Percy Grainger, like Dame Nellie was also from Melbourne. As well as being an extremely talented composer and pianist he was fluent in 11 languages.
image of Percy found here
Grainger’s energy was legendary. In London, he was known as “the jogging pianist” for his habit of racing through the streets to a concert, where he would bound on stage at the last minute because he preferred to be in a state of utter exhaustion when playing. After finishing a concert while touring in South Africa, he then walked 105 km to the next, arriving just in time to perform.
image found here
In 1910, Grainger began designing and making his own clothing, ranging from jackets to shorts, togas, muumuus and leggings, all made from towels and also intricate grass and beaded skirts. The clothing was not just for private use but he often wore it in public.
jacket inspired by Grainger found here

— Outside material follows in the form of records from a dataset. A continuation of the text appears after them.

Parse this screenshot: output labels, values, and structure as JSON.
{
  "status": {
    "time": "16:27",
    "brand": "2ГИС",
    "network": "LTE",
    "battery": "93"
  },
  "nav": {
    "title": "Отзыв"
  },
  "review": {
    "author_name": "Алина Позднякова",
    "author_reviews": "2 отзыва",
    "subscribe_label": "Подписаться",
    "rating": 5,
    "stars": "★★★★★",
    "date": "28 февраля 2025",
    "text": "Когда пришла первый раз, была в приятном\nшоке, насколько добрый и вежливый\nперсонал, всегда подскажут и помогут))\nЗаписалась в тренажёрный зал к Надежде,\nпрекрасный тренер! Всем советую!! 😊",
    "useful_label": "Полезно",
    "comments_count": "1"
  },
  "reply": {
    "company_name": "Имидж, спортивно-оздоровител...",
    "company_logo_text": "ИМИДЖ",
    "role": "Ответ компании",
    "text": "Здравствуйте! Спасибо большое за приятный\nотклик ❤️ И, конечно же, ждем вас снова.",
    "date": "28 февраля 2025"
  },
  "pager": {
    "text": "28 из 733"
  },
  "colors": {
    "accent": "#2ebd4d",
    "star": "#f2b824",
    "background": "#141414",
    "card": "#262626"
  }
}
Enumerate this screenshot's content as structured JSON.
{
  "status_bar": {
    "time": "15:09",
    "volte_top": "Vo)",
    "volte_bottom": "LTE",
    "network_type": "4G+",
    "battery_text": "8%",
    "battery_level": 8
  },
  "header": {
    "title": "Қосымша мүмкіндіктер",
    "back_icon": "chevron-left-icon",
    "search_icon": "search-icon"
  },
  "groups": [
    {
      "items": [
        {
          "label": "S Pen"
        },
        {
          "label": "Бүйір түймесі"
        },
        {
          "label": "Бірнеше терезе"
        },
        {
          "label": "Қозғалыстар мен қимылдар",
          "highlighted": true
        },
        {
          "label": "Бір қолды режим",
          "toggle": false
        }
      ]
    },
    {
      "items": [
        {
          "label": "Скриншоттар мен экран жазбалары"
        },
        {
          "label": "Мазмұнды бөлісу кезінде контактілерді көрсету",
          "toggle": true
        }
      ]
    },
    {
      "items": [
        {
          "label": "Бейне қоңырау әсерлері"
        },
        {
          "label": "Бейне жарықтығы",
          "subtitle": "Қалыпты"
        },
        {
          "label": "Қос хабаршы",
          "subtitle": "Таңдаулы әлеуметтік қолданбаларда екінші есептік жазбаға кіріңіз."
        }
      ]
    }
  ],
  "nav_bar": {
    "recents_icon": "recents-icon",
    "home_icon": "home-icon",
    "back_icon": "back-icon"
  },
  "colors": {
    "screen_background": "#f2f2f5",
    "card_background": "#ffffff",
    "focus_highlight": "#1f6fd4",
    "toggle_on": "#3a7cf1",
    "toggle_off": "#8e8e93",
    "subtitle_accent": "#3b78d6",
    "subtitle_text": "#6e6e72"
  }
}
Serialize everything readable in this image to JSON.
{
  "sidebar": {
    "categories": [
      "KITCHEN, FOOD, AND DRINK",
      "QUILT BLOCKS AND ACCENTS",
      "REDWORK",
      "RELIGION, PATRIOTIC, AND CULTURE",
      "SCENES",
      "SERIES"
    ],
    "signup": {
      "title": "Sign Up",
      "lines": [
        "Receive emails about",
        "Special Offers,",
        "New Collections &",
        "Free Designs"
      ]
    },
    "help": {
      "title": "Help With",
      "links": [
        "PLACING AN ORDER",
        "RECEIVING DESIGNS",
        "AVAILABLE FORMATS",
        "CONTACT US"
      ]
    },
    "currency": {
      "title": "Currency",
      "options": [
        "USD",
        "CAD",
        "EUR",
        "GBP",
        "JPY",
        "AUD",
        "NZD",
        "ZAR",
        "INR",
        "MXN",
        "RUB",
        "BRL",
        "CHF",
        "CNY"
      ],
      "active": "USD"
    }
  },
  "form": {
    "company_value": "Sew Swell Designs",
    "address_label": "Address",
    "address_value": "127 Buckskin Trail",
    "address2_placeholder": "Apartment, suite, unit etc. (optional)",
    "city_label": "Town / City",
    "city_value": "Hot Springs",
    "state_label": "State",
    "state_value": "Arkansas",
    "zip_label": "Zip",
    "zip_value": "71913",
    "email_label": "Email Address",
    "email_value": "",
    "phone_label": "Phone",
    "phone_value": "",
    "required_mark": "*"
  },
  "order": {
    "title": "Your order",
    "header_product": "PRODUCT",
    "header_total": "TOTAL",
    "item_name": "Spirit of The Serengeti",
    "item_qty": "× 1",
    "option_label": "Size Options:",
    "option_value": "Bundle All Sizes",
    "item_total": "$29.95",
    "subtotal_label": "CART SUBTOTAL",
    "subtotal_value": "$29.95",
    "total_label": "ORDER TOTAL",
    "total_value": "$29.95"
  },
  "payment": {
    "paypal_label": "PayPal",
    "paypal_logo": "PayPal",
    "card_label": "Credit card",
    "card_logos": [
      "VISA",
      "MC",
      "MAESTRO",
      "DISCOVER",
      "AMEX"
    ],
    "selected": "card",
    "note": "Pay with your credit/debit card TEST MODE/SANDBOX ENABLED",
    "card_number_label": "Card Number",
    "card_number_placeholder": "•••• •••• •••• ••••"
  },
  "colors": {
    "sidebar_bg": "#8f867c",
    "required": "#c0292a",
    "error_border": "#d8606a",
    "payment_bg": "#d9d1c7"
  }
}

A sado-masochist, with a particular enthusiasm for flagellation, Grainger extensively documented and photographed everything he and his wife did. His walls and ceilings were covered in mirrors so that after sessions of self-flagellation he could take pictures of himself from all angles, documenting each image with details such as date, time, location, whip used, and camera settings.
He gave most of his earnings from 1934–1935 to the University of Melbourne for the creation and maintenance of a museum dedicated to himself. Along with his manuscript scores and musical instruments, he donated photos, 83 whips, and a pair of his blood-soaked shorts.